Review by Mark Schwab
May 21st, 2018
Updating Shakespeare's works to the 21st century probably sounds like a cool idea to plenty of filmmakers; a timeless story from our most legendary storyteller given a fresh spin...no other stuffy stage productions to compare to...and in the public domain no less so you don't have to pay for the rights! Such is THE LETTER RED, an update of The Bard's Macbeth - one of his darkest and most violent works about a murderous husband and wife delving deeper and deeper into their own individual madness.
Co-screenwriters Edward Gusts and Arielle Brachfeld also star as John and Jane Macbeth, a hip couple on the precipice of breaking into the good life (i.e. the American Dream) as John is about to get a fat promotion when the company he works for goes public. Banking on that promotion, John and Jane buy more house than they can afford so the pressure is on from the beginning. Of course, this being an adaptation of Macbeth, things spiral downhill when John's boss (director Joston Theney also wearing multiple hats on this production) yanks the promotion at the last minute so he and Jane decide to take matters into their own blood-spattered hands by climbing the ladder of success and seizing power one gory rung at a time.
If you're a Macbeth fanatic, you'll find enough references to the source material pop up from Theney's boss named Duncan, the three prophesying "witches", a nosy investigating officer named Macduff and bodies, bodies everywhere. Unfortunately, the references are the only consistent points of filmmaking here which will leave folks unfamiliar with the original text scratching their heads at the narrative and jarring tonal shifts.
In fact the word I kept jotting down as I watched the film was inconsistent. In just about every aspect, director Theney struggles to get all the pieces in place from scene to scene. One sequence might feature solid performances but get undercut with wildly inappropriate music (the music score works against the film more often than not unfortunately) while another would be lit and blocked well but the performances so over-the-top as to drain all tension from it. This causes the film to feel like a series of individual little short films instead of drawing us into a larger, visualized world. As John Macbeth, Gusts is only partially effective - he's good when playing directly off of Brachfeld (anchoring her hysterics) but his screen presence disappeared away from her. Brachfeld as Jane is likewise not used as well as she could have been - she's obviously a strong actress but directed in such a crazy way from minute one that as her madness deepens it just gets sillier instead of more disturbing. Maybe Joston Theney, Gusts and Brachfeld were just spread too thin by directing, writing and acting and the material just got away from them.
However, I must point out one very strong aspect of the film and that is Ethan McDowell's performance as the troubled and lustful friend of Jane Macbeth. McDowell is compelling and gripping, showing layers of sexuality, violence and anguish that lock on with juicy unpredictable tension. When he's on-screen, the movie works best.

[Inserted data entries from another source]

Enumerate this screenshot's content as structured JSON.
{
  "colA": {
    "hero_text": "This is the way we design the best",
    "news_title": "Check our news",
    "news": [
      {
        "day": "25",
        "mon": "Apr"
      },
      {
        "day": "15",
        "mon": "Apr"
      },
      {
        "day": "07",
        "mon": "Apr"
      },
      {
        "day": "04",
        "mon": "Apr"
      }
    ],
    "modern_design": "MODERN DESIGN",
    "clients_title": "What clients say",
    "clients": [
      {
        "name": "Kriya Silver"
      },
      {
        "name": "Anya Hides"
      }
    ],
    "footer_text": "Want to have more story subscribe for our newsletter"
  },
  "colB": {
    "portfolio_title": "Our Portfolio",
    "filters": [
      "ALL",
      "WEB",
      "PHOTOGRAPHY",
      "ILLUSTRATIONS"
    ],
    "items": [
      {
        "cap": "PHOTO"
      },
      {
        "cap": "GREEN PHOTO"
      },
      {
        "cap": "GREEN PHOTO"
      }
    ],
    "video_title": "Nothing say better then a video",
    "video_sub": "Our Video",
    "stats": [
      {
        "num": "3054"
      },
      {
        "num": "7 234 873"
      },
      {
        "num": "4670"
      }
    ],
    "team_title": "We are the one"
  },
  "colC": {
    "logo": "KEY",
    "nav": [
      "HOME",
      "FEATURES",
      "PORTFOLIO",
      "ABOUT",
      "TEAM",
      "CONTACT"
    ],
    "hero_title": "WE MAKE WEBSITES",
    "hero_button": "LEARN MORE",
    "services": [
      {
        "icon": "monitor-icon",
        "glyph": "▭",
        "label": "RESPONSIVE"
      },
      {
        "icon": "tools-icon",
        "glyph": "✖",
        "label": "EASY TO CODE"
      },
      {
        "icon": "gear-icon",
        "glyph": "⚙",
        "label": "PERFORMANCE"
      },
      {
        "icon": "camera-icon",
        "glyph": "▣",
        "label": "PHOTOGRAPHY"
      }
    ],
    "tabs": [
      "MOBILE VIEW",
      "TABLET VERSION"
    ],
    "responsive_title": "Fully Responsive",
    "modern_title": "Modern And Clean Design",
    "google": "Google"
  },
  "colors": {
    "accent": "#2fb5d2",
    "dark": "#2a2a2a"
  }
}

There is a good production to be seen in THE LETTER RED - when the individual pieces work (a performance, the cinematography), they really work and the violence is graphic enough to grab your attention (an operation performed on a home stairwell is particularly gruesome and squirmy). Yes, hard work is evident throughout but I can't help wondering if they just bit off a little more than they could chew and couldn't put it all together into a successful whole. But damn it I have to admit they sure gave it one hell of a try.